Mike’s Bakery is an upbeat band reminiscent of the indie rock bands of the last years of the 20th century. As a stoic penguin watched atop the three-foot speaker as the crowd gradually began to loosen up to the music. Off to the side of the action, a table with pizza, Coca-Cola and Sprite sat unnoticed while all eyes on the room bounced with the animated lead singer of the band.
The band fed the crowds’ desire for a dying institution, rock and roll. The band themselves were fueled by the honest humble energy one gets from playing for just enough people to be “nervous”.
My pink polo shirt singled me out of the crowd, and the shorts didn’t help either. Black tee shirts, hats and jeans were the uniform here, along with canvas shoes and Chuck Taylor’s classic style on almost every tapping foot.
Mike’s Bakery was invited to MCLA from Wheaton College.
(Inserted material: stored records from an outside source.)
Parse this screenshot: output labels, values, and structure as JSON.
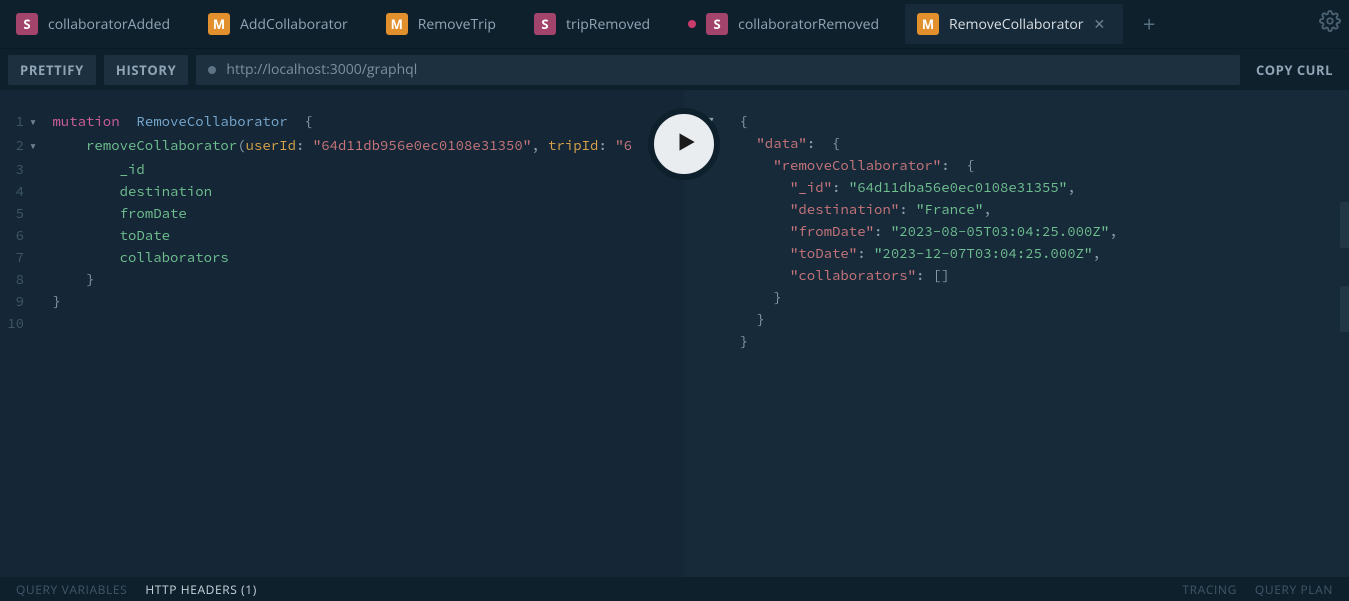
{
  "tabs": [
    {
      "badge": "S",
      "badgeClass": "badge-s",
      "label": "collaboratorAdded",
      "dot": false,
      "close": false
    },
    {
      "badge": "M",
      "badgeClass": "badge-m",
      "label": "AddCollaborator",
      "dot": false,
      "close": false
    },
    {
      "badge": "M",
      "badgeClass": "badge-m",
      "label": "RemoveTrip",
      "dot": false,
      "close": false
    },
    {
      "badge": "S",
      "badgeClass": "badge-s",
      "label": "tripRemoved",
      "dot": false,
      "close": false
    },
    {
      "badge": "S",
      "badgeClass": "badge-s",
      "label": "collaboratorRemoved",
      "dot": true,
      "close": false
    },
    {
      "badge": "M",
      "badgeClass": "badge-m",
      "label": "RemoveCollaborator",
      "dot": false,
      "close": true,
      "active": true
    }
  ],
  "plus": "+",
  "toolbar": {
    "prettify": "PRETTIFY",
    "history": "HISTORY",
    "url": "http://localhost:3000/graphql",
    "copyCurl": "COPY CURL"
  },
  "editor": {
    "lines": [
      {
        "n": "1",
        "fold": "▼",
        "html": "<span class='tok-key'>mutation</span>  <span class='tok-name'>RemoveCollaborator</span>  <span class='tok-punc'>{</span>"
      },
      {
        "n": "2",
        "fold": "▼",
        "html": "    <span class='tok-field'>removeCollaborator</span><span class='tok-punc'>(</span><span class='tok-arg'>userId</span><span class='tok-punc'>:</span> <span class='tok-str'>\"64d11db956e0ec0108e31350\"</span><span class='tok-punc'>,</span> <span class='tok-arg'>tripId</span><span class='tok-punc'>:</span> <span class='tok-str'>\"6</span>"
      },
      {
        "n": "3",
        "fold": "",
        "html": "        <span class='tok-field'>_id</span>"
      },
      {
        "n": "4",
        "fold": "",
        "html": "        <span class='tok-field'>destination</span>"
      },
      {
        "n": "5",
        "fold": "",
        "html": "        <span class='tok-field'>fromDate</span>"
      },
      {
        "n": "6",
        "fold": "",
        "html": "        <span class='tok-field'>toDate</span>"
      },
      {
        "n": "7",
        "fold": "",
        "html": "        <span class='tok-field'>collaborators</span>"
      },
      {
        "n": "8",
        "fold": "",
        "html": "    <span class='tok-punc'>}</span>"
      },
      {
        "n": "9",
        "fold": "",
        "html": "<span class='tok-punc'>}</span>"
      },
      {
        "n": "10",
        "fold": "",
        "html": ""
      }
    ]
  },
  "result": {
    "lines": [
      "▼   <span class='res-punc'>{</span>",
      "▼     <span class='res-key'>\"data\"</span><span class='res-punc'>:</span>  <span class='res-punc'>{</span>",
      "▼       <span class='res-key'>\"removeCollaborator\"</span><span class='res-punc'>:</span>  <span class='res-punc'>{</span>",
      "          <span class='res-key'>\"_id\"</span><span class='res-punc'>:</span> <span class='res-str'>\"64d11dba56e0ec0108e31355\"</span><span class='res-punc'>,</span>",
      "          <span class='res-key'>\"destination\"</span><span class='res-punc'>:</span> <span class='res-str'>\"France\"</span><span class='res-punc'>,</span>",
      "          <span class='res-key'>\"fromDate\"</span><span class='res-punc'>:</span> <span class='res-str'>\"2023-08-05T03:04:25.000Z\"</span><span class='res-punc'>,</span>",
      "          <span class='res-key'>\"toDate\"</span><span class='res-punc'>:</span> <span class='res-str'>\"2023-12-07T03:04:25.000Z\"</span><span class='res-punc'>,</span>",
      "          <span class='res-key'>\"collaborators\"</span><span class='res-punc'>:</span> <span class='res-punc'>[]</span>",
      "        <span class='res-punc'>}</span>",
      "      <span class='res-punc'>}</span>",
      "    <span class='res-punc'>}</span>"
    ]
  },
  "footer": {
    "queryVars": "QUERY VARIABLES",
    "httpHeaders": "HTTP HEADERS (1)",
    "tracing": "TRACING",
    "queryPlan": "QUERY PLAN"
  }
}
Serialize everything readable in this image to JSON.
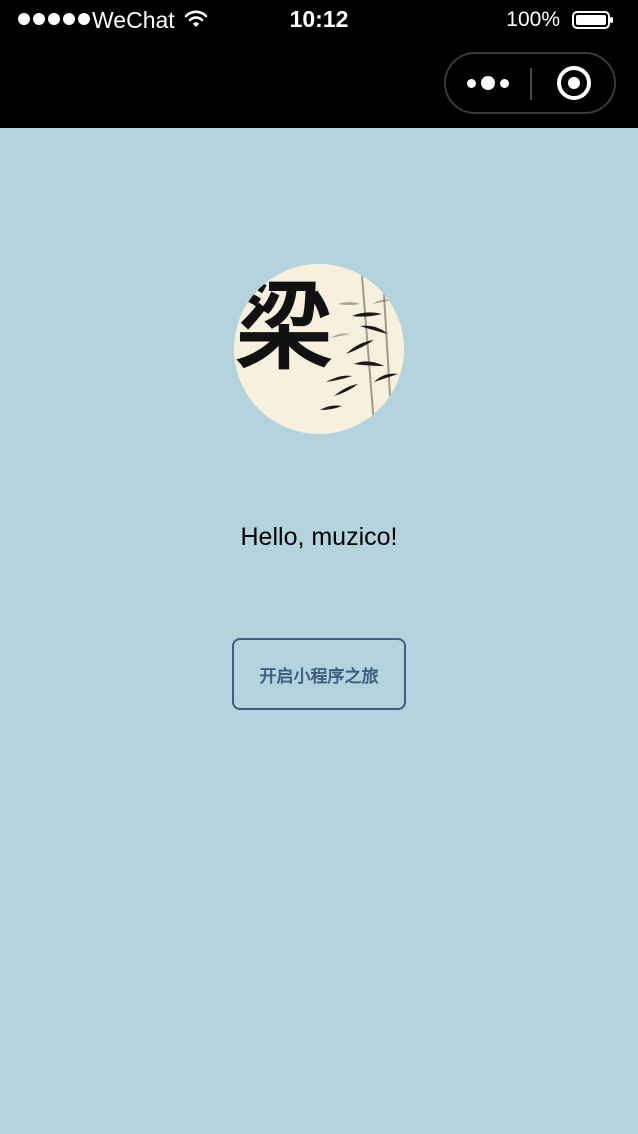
{
  "status_bar": {
    "carrier": "WeChat",
    "time": "10:12",
    "battery_percent": "100%",
    "signal_bars": 5,
    "icons": [
      "signal-icon",
      "wifi-icon",
      "battery-icon"
    ]
  },
  "nav_bar": {
    "menu_icon": "more-dots-icon",
    "close_icon": "target-close-icon"
  },
  "profile": {
    "avatar_char": "梁",
    "greeting": "Hello, muzico!"
  },
  "actions": {
    "start_label": "开启小程序之旅"
  },
  "colors": {
    "background": "#b3d4dc",
    "button_accent": "#3f5d80",
    "header": "#000000"
  }
}
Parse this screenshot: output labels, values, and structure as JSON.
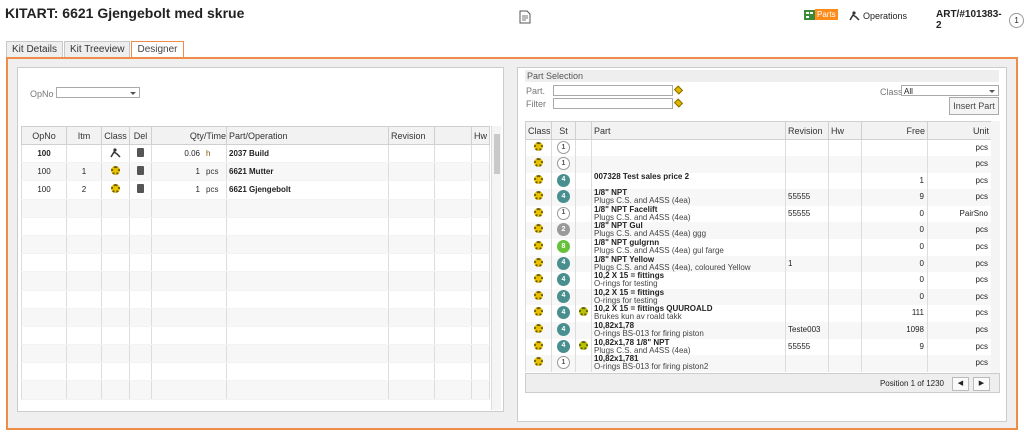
{
  "header": {
    "title": "KITART: 6621 Gjengebolt med skrue",
    "parts_label": "Parts",
    "operations_label": "Operations",
    "art_number": "ART/#101383-2",
    "art_count": "1"
  },
  "tabs": [
    {
      "label": "Kit Details"
    },
    {
      "label": "Kit Treeview"
    },
    {
      "label": "Designer"
    }
  ],
  "designer": {
    "opno_label": "OpNo",
    "opno_value": "",
    "columns": [
      "OpNo",
      "Itm",
      "Class",
      "Del",
      "Qty/Time",
      "Part/Operation",
      "Revision",
      "",
      "Hw"
    ],
    "rows": [
      {
        "opno": "100",
        "itm": "",
        "cls": "operation",
        "qty": "0.06",
        "unit": "h",
        "part": "2037 Build",
        "bold": true
      },
      {
        "opno": "100",
        "itm": "1",
        "cls": "gear",
        "qty": "1",
        "unit": "pcs",
        "part": "6621 Mutter",
        "bold": false
      },
      {
        "opno": "100",
        "itm": "2",
        "cls": "gear",
        "qty": "1",
        "unit": "pcs",
        "part": "6621 Gjengebolt",
        "bold": false
      }
    ]
  },
  "part_selection": {
    "title": "Part Selection",
    "part_label": "Part.",
    "filter_label": "Filter",
    "class_label": "Class",
    "class_value": "All",
    "insert_label": "Insert Part",
    "columns": [
      "Class",
      "St",
      "",
      "Part",
      "Revision",
      "Hw",
      "Free",
      "Unit"
    ],
    "rows": [
      {
        "st": "1",
        "st_color": "#ffffff",
        "extra": false,
        "line1": "",
        "line2": "",
        "revision": "",
        "free": "",
        "unit": "pcs"
      },
      {
        "st": "1",
        "st_color": "#ffffff",
        "extra": false,
        "line1": "",
        "line2": "",
        "revision": "",
        "free": "",
        "unit": "pcs"
      },
      {
        "st": "4",
        "st_color": "#4a8f8f",
        "extra": false,
        "line1": "007328 Test sales price 2",
        "line2": "",
        "revision": "",
        "free": "1",
        "unit": "pcs"
      },
      {
        "st": "4",
        "st_color": "#4a8f8f",
        "extra": false,
        "line1": "1/8\" NPT",
        "line2": "Plugs C.S. and A4SS (4ea)",
        "revision": "55555",
        "free": "9",
        "unit": "pcs"
      },
      {
        "st": "1",
        "st_color": "#ffffff",
        "extra": false,
        "line1": "1/8\" NPT Facelift",
        "line2": "Plugs C.S. and A4SS (4ea)",
        "revision": "55555",
        "free": "0",
        "unit": "PairSno"
      },
      {
        "st": "2",
        "st_color": "#9a9a9a",
        "extra": false,
        "line1": "1/8\" NPT Gul",
        "line2": "Plugs C.S. and A4SS (4ea) ggg",
        "revision": "",
        "free": "0",
        "unit": "pcs"
      },
      {
        "st": "8",
        "st_color": "#66c23a",
        "extra": false,
        "line1": "1/8\" NPT gulgrnn",
        "line2": "Plugs C.S. and A4SS (4ea) gul farge",
        "revision": "",
        "free": "0",
        "unit": "pcs"
      },
      {
        "st": "4",
        "st_color": "#4a8f8f",
        "extra": false,
        "line1": "1/8\" NPT Yellow",
        "line2": "Plugs C.S. and A4SS (4ea), coloured Yellow",
        "revision": "1",
        "free": "0",
        "unit": "pcs"
      },
      {
        "st": "4",
        "st_color": "#4a8f8f",
        "extra": false,
        "line1": "10,2 X 15 = fittings",
        "line2": "O-rings for testing",
        "revision": "",
        "free": "0",
        "unit": "pcs"
      },
      {
        "st": "4",
        "st_color": "#4a8f8f",
        "extra": false,
        "line1": "10,2 X 15 = fittings",
        "line2": "O-rings for testing",
        "revision": "",
        "free": "0",
        "unit": "pcs"
      },
      {
        "st": "4",
        "st_color": "#4a8f8f",
        "extra": true,
        "line1": "10,2 X 15 = fittings QUUROALD",
        "line2": "Brukes kun av roald takk",
        "revision": "",
        "free": "111",
        "unit": "pcs"
      },
      {
        "st": "4",
        "st_color": "#4a8f8f",
        "extra": false,
        "line1": "10,82x1,78",
        "line2": "O-rings BS-013 for firing piston",
        "revision": "Teste003",
        "free": "1098",
        "unit": "pcs"
      },
      {
        "st": "4",
        "st_color": "#4a8f8f",
        "extra": true,
        "line1": "10,82x1,78 1/8\" NPT",
        "line2": "Plugs C.S. and A4SS (4ea)",
        "revision": "55555",
        "free": "9",
        "unit": "pcs"
      },
      {
        "st": "1",
        "st_color": "#ffffff",
        "extra": false,
        "line1": "10,82x1,781",
        "line2": "O-rings BS-013 for firing piston2",
        "revision": "",
        "free": "",
        "unit": "pcs"
      }
    ],
    "position_text": "Position 1 of 1230"
  }
}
Their front man Jordan Wolfe and Kid the Robot guitarist Tyler Bernard used to be in a band called Limelight. That’s why Bakery made the trip across the country for the show.
Rocking and toe-tapping slowly became contagious hip-bumping. Intimate, private atmosphere insulated from the decay of rock as a whole, the college band was alive and well here.
Then the band changed the energy of the room upside down. ‘Surf City’, an upbeat Beach Boys meet the Ramones song, was a refreshing detour from the alternative/indie heavy set. They also infused their traditional rock with familiar music like the Mario Brothers theme turned into an indie rock ballad. That drew raucous behind-the-back clapping from the crowd.
At 8:45 the band was still rolling, jumping and gyrating, turning to a Reggae-inspired upbeat ska style with a lead singer with a sound like Spiritual Rez’s front-man Toft Willingham. They relinquished the stage after their last song, “Eggdrop Soup.”
Next up was local band Kid the Robot, another indie style band led by guitarist and vocalist Tyler Bernard. The stoic Penguin came down off the amp as the bands switched out equipment while hungry Mike’s Bakery members attacked the pizza like wolverines and stormed outside for cigarettes and nips from secret flasks. They worked up a serious hunger and sweat.
They played a refreshing cover of the Pixies’ song “Where is my Mind,” recently made famous by rapper Sam Adams in his song “Blow Up”. Older people walked by the room in horror as the establishment witnessed the small but focused rebellion that is rock and roll.
The band also put together an inspired cover of Pink Floyd’s “The Wall.” Five minutes before the set was over, the third band nervously shuffled through the crowd as “The Wall” closed in painfully drawn out Pink Floyd fashion.
The final act of the night was the band Subject to Interpretation. As the band prepared, the stoic penguin was returned to his post above the amplifier and all was well. The crowd returned their attention to the final band after almost inciting a pizza rebellion spurred on by the last pizza vultures and starved would-be double-dippers.
Their set included songs about confusion in life and love such as “Age of Consciousness,” a song reminiscent of indie rock bands of the 90’s, which influenced Subject to Interpretation as they grew up.
by Andrew Hodgson